Found an error log informing that data movement to a secondary availability replica was suspended. I'm not sure whether the cause of the suspension is relevant to answering my question, but the cause was "Error 3456 ... could not redo log record" etc. This is a known issue with a resolution involving patching SQL Server.

However this condition wasn't addressed for a few days. The nightly full backup file sizes (taken against the primary replica) began increasing by about 10% per night. The database also has log backups made every 15 minutes for most hours in the day, but log backups are disabled during a window at night while indexes are rebuilt and full backups made.

To get the secondary back online it was required to restore from backup. In this instance some issues were encountered - first an attempt was made to rejoin the AG but that hung for ages. Then a command was given to have that replica database removed from the AG but of course it hung too. Killed both those processes but could not kill the session that had faulted in redoing the log records (as it is not a user session - although its ID was above 50 by the way). I therefore restarted SQL Server on that replica before eventually restoring from backup and rejoining the AG.

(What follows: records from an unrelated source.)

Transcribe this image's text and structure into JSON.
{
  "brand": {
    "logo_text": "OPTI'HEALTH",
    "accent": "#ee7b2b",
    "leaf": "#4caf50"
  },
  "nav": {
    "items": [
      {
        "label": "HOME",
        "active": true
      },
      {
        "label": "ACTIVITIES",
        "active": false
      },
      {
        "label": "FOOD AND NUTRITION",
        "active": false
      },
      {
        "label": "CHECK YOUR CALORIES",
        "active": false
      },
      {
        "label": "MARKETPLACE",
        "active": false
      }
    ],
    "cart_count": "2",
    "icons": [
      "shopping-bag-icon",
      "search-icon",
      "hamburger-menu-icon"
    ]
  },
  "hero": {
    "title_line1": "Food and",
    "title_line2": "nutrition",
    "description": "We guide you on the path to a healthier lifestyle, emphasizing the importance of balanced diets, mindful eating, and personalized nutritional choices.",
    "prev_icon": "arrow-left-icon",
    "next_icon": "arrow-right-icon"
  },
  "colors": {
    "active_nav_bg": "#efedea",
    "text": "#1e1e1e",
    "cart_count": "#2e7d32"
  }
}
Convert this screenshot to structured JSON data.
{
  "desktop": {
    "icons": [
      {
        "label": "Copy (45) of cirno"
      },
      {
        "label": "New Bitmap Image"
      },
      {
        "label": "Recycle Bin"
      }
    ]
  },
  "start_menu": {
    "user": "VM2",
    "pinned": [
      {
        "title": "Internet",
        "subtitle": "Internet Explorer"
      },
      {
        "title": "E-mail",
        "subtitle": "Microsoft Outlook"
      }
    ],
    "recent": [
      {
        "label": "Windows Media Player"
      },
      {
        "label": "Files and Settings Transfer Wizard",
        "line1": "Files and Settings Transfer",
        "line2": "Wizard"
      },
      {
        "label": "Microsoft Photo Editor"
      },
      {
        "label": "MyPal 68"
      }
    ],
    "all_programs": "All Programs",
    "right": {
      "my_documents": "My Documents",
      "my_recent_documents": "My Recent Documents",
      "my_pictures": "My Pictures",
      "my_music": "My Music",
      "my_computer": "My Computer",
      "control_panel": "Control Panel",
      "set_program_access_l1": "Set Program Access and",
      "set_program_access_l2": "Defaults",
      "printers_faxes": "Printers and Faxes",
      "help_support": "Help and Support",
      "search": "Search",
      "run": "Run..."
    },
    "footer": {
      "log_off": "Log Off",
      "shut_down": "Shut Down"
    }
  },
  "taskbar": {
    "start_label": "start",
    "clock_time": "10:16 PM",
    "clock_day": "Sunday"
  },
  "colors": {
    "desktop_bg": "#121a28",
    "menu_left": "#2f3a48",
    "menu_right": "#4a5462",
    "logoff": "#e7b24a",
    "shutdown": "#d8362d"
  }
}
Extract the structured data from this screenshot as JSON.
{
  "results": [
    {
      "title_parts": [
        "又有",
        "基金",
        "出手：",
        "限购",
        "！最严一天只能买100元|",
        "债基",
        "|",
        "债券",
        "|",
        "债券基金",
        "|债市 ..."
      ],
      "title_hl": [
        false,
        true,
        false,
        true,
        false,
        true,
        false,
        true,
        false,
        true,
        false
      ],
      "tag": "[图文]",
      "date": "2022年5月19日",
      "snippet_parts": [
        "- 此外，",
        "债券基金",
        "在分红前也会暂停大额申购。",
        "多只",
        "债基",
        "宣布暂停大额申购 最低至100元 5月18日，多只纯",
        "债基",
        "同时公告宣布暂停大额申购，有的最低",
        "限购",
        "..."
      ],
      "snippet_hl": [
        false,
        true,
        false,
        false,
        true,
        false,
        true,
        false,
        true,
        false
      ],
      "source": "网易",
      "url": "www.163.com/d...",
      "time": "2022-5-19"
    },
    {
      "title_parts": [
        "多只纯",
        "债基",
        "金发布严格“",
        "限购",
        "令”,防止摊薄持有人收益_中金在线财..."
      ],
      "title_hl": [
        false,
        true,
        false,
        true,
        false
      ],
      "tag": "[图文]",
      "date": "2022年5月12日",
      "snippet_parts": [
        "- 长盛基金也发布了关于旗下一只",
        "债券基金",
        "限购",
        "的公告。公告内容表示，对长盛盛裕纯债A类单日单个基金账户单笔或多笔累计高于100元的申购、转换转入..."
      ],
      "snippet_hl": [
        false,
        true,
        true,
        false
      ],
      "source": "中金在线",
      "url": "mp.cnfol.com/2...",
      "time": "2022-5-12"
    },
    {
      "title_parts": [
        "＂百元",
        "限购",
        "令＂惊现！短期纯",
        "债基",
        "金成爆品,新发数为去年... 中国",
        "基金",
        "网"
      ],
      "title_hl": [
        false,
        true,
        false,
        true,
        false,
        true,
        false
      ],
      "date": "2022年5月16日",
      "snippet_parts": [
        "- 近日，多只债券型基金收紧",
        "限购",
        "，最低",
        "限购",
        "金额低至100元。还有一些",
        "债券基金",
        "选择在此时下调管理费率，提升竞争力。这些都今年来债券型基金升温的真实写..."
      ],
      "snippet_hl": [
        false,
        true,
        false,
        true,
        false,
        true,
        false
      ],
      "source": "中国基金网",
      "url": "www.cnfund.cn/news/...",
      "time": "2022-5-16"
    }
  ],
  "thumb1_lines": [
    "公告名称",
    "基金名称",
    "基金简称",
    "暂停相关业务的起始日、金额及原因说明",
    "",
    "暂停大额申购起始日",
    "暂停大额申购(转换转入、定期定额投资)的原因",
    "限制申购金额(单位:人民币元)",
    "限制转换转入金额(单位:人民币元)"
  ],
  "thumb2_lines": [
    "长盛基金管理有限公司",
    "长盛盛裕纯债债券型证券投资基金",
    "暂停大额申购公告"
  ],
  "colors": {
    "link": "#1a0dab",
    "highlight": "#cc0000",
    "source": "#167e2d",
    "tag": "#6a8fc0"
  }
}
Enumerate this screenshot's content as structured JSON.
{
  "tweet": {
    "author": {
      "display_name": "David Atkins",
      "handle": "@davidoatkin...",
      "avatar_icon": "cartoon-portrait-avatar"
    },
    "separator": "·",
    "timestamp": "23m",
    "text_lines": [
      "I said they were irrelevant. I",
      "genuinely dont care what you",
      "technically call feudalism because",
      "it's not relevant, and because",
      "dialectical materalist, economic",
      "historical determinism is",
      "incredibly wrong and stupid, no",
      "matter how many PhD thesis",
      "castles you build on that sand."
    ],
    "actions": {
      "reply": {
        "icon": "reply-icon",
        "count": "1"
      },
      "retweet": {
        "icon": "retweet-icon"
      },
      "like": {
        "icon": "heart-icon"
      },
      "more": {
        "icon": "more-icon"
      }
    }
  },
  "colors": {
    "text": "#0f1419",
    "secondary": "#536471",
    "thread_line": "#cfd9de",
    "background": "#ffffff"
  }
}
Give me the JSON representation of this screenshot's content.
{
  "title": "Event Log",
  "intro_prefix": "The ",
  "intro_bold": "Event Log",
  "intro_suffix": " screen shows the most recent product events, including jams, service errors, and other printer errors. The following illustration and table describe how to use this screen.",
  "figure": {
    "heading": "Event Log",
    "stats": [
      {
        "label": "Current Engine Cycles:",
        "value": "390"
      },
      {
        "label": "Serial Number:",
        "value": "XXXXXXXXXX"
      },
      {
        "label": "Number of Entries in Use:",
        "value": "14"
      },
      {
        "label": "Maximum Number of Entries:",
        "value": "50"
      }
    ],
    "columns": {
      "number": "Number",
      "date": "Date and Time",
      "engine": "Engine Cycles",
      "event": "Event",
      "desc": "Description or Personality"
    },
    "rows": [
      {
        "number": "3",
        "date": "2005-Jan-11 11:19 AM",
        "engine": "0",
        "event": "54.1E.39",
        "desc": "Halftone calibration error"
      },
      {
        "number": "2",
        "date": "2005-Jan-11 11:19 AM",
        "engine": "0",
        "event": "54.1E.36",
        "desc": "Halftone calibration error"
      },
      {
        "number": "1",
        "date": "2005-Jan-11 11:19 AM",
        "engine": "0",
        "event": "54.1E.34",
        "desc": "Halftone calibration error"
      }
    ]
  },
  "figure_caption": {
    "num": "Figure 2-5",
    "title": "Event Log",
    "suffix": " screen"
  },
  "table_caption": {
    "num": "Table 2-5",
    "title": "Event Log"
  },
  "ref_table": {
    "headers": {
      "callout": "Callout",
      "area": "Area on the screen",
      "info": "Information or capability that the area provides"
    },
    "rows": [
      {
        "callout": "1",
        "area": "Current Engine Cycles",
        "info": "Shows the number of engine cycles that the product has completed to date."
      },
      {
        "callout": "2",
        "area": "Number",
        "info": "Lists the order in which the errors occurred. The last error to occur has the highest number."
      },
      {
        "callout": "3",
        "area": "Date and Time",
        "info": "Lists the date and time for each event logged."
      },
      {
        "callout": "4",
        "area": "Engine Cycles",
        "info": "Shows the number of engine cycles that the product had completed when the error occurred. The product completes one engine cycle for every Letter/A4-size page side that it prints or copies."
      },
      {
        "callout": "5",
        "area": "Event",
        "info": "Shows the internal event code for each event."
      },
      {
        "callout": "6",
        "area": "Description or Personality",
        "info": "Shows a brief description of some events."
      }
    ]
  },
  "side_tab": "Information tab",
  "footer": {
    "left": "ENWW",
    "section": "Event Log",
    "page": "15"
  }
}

Having resolved the issue, the next nightly full backup file size (on the primary, again) had reduced back to normal size.

Why would the full backup file increase in size until this issue was resolved? Is it because the log could not be cleared and this was being included in the full backup? If so, then what was getting backed up in the 15-minutely log backups? Imagine for a moment that the primary had suffered a failure during this period - could I not have restored from the available full and log backup files I had (ie. because obviously something remained in the log such that it wasn't clearing)? And if it was a case of the log not clearing, then why (because the secondary had been suspended, so surely the primary no longer waits for the secondary before committing its own log)?

Afterthought: the system process that I could not kill without a server restart was the one that faulted while attempting to apply the logs to the secondary - leading the secondary to be suspended. I suppose this is a "long running transaction"? If this is the reason, can someone still please clarify for me the earlier questions - particularly about how "at risk" the primary was until this was resolved?

1 Answer 1


I'm going to hazard a guess here -

Given that the fault that led to the replica being suspended is an acknowledged bug in SQL Server, my guess is that as part of the bug, the primary was somehow continually re-trying to send synchroisation updates to the secondary. Those could not be hardened on the secondary's log so the primary retained the transaction information and the continual re-tries slowly increased the amount of log being used for this transaction.

Further, all other transactions on the primary were not being synced to the secondary, and so were persisted to the primary's log and the log backups on the primary were backing up this information.

Lastly, the fact the primary "held on" to the secondary in this way (with the thread that didn't die) is simply also a part of the bug, or is an additional bug that was exposed when the secondary failed to apply the logs. EDIT: It looks like this is a second known issue. In other words, SQL Server should have "let go" of the secondary once the secondary was suspended, but did not, and that is also a bug.

As to the question of what might have been lost had the primary failed during this extended period - my best guess is that the loss would have been limited to information that was tying up the log and that information related to keeping the secondary in sync. If the primary wasn't persisting the changes until receiving confirmation from the secondary that the secondary had hardened that log, then whatever changes were being carried out by the transaction being synced, would have been lost - but all other transaction would have been persisted to the primary (only) and subsequently backed up during the log backups (and then nightly full backups).

Certainly open to feedback on this answer, as it is a "best guess" for the scenario.

Your Answer

By clicking “Post Your Answer”, you agree to our terms of service and acknowledge you have read our privacy policy.

Not the answer you're looking for? Browse other questions tagged or ask your own question.